“Flow of history: Early concerns prompted community action” is part one of a series outlining the history of wastewater treatment in Madison.
By Paul Nehm
With wastewater treatment in its infancy at the turn of the 20th century, the leaders of Madison did not have much experience to guide their decision-making. When they did receive expert advice, they found themselves stymied by funding limitations placed upon the city by the state legislature. The ability to move forward was often delayed by individuals and organizations lobbying for alternative solutions. Despite these delays, Madisonians accomplished a great deal and tackled early concerns when most other communities in the country had no system to handle wastewater.
Just as now, Madison’s residents in the 1800s and early 1900s were concerned with the quality of the lakes. At that time, tourism was an important part of Madison’s economy, and the lakes were vital in drawing tourists to the area.
Beyond the discharges of raw and partially treated wastewater into the Madison lakes, other sources of pollution (including the many horses used for transportation) contributed to the problems. Although there were several false starts in collecting and treating wastewater from the young city, the university eventually helped develop a suitable treatment system.
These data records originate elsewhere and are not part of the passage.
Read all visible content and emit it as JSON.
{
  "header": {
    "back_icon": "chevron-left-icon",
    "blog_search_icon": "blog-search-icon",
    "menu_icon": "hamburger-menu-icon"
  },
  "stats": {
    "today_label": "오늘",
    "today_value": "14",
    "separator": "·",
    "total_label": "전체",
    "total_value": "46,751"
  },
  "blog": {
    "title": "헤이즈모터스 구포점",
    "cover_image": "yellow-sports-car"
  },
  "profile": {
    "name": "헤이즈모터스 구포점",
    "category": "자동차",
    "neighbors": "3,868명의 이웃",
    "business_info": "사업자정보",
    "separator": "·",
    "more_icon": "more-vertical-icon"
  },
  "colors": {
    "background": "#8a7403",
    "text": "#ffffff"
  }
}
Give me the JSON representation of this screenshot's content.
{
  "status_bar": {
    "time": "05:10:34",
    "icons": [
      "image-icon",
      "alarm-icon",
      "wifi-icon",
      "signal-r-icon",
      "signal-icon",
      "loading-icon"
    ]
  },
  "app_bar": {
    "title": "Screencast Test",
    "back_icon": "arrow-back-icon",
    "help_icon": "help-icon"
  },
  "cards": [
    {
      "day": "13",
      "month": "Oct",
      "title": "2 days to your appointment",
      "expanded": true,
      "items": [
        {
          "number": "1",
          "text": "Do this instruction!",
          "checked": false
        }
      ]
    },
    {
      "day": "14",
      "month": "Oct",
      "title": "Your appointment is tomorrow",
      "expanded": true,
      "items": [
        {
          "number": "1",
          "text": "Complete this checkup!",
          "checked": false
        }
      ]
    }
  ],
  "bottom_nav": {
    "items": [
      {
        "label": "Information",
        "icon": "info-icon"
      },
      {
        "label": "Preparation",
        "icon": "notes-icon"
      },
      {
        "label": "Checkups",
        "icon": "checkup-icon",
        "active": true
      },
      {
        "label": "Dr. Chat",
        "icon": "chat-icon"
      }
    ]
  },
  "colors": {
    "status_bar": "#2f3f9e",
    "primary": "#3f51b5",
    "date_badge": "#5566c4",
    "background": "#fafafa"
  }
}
However, the rapid growth of Madison quickly overloaded this plant, requiring city leaders to make new decisions on how best to address the challenges.
Much of the information for the article series was found in “Madison – A History of the Formative Years” by David V. Mollenhoff and in articles written by early leaders from Madison’s public works sector. To keep reading stories about the District’s history, visit the History section of our blog.